** WORK REQUEST **
Return every record in full. Match each one exactly.

** RECORD EXCERPTS **
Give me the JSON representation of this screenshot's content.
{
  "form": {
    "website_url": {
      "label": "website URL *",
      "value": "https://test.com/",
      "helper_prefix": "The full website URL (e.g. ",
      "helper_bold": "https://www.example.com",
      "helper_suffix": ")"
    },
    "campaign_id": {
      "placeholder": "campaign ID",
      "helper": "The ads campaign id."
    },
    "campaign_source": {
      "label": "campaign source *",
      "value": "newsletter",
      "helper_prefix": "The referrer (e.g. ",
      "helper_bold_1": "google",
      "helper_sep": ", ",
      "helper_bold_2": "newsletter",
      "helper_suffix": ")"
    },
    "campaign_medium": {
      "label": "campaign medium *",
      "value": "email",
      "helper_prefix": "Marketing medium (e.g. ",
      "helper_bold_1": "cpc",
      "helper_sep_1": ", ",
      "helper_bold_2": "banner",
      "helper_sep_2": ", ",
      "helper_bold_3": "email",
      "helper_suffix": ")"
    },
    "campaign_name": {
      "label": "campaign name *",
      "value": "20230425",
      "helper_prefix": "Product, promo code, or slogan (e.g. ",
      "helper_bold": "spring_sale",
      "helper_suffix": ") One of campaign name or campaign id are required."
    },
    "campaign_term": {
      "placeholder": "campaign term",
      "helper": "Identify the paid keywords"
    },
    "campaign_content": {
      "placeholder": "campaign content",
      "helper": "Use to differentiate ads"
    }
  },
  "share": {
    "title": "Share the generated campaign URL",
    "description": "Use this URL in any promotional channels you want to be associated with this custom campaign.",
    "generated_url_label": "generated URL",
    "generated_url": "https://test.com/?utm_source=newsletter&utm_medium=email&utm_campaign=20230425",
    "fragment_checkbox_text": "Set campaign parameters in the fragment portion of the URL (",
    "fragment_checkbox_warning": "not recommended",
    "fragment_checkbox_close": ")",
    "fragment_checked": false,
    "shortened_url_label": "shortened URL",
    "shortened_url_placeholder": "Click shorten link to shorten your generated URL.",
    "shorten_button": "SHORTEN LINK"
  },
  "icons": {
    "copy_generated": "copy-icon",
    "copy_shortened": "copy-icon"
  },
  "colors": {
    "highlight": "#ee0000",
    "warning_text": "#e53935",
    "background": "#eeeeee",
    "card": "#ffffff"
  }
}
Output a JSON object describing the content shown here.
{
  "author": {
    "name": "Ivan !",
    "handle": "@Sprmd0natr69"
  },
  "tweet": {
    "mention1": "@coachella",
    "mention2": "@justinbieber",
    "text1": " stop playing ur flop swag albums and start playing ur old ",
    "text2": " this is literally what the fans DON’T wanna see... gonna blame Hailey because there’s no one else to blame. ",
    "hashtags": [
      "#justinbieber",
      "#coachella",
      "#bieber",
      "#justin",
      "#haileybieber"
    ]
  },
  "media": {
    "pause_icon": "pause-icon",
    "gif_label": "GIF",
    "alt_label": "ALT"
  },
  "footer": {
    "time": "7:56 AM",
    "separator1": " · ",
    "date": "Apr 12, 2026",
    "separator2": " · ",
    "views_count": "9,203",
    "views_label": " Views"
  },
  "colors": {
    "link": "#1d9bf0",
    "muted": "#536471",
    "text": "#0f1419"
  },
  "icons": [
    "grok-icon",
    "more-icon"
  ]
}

** WRITTEN ANSWER **
Give me the JSON representation of this screenshot's content.
{
  "form": {
    "website_url": {
      "label": "website URL *",
      "value": "https://test.com/",
      "helper_prefix": "The full website URL (e.g. ",
      "helper_bold": "https://www.example.com",
      "helper_suffix": ")"
    },
    "campaign_id": {
      "placeholder": "campaign ID",
      "helper": "The ads campaign id."
    },
    "campaign_source": {
      "label": "campaign source *",
      "value": "newsletter",
      "helper_prefix": "The referrer (e.g. ",
      "helper_bold_1": "google",
      "helper_sep": ", ",
      "helper_bold_2": "newsletter",
      "helper_suffix": ")"
    },
    "campaign_medium": {
      "label": "campaign medium *",
      "value": "email",
      "helper_prefix": "Marketing medium (e.g. ",
      "helper_bold_1": "cpc",
      "helper_sep_1": ", ",
      "helper_bold_2": "banner",
      "helper_sep_2": ", ",
      "helper_bold_3": "email",
      "helper_suffix": ")"
    },
    "campaign_name": {
      "label": "campaign name *",
      "value": "20230425",
      "helper_prefix": "Product, promo code, or slogan (e.g. ",
      "helper_bold": "spring_sale",
      "helper_suffix": ") One of campaign name or campaign id are required."
    },
    "campaign_term": {
      "placeholder": "campaign term",
      "helper": "Identify the paid keywords"
    },
    "campaign_content": {
      "placeholder": "campaign content",
      "helper": "Use to differentiate ads"
    }
  },
  "share": {
    "title": "Share the generated campaign URL",
    "description": "Use this URL in any promotional channels you want to be associated with this custom campaign.",
    "generated_url_label": "generated URL",
    "generated_url": "https://test.com/?utm_source=newsletter&utm_medium=email&utm_campaign=20230425",
    "fragment_checkbox_text": "Set campaign parameters in the fragment portion of the URL (",
    "fragment_checkbox_warning": "not recommended",
    "fragment_checkbox_close": ")",
    "fragment_checked": false,
    "shortened_url_label": "shortened URL",
    "shortened_url_placeholder": "Click shorten link to shorten your generated URL.",
    "shorten_button": "SHORTEN LINK"
  },
  "icons": {
    "copy_generated": "copy-icon",
    "copy_shortened": "copy-icon"
  },
  "colors": {
    "highlight": "#ee0000",
    "warning_text": "#e53935",
    "background": "#eeeeee",
    "card": "#ffffff"
  }
}
Output a JSON object describing the content shown here.
{
  "author": {
    "name": "Ivan !",
    "handle": "@Sprmd0natr69"
  },
  "tweet": {
    "mention1": "@coachella",
    "mention2": "@justinbieber",
    "text1": " stop playing ur flop swag albums and start playing ur old ",
    "text2": " this is literally what the fans DON’T wanna see... gonna blame Hailey because there’s no one else to blame. ",
    "hashtags": [
      "#justinbieber",
      "#coachella",
      "#bieber",
      "#justin",
      "#haileybieber"
    ]
  },
  "media": {
    "pause_icon": "pause-icon",
    "gif_label": "GIF",
    "alt_label": "ALT"
  },
  "footer": {
    "time": "7:56 AM",
    "separator1": " · ",
    "date": "Apr 12, 2026",
    "separator2": " · ",
    "views_count": "9,203",
    "views_label": " Views"
  },
  "colors": {
    "link": "#1d9bf0",
    "muted": "#536471",
    "text": "#0f1419"
  },
  "icons": [
    "grok-icon",
    "more-icon"
  ]
}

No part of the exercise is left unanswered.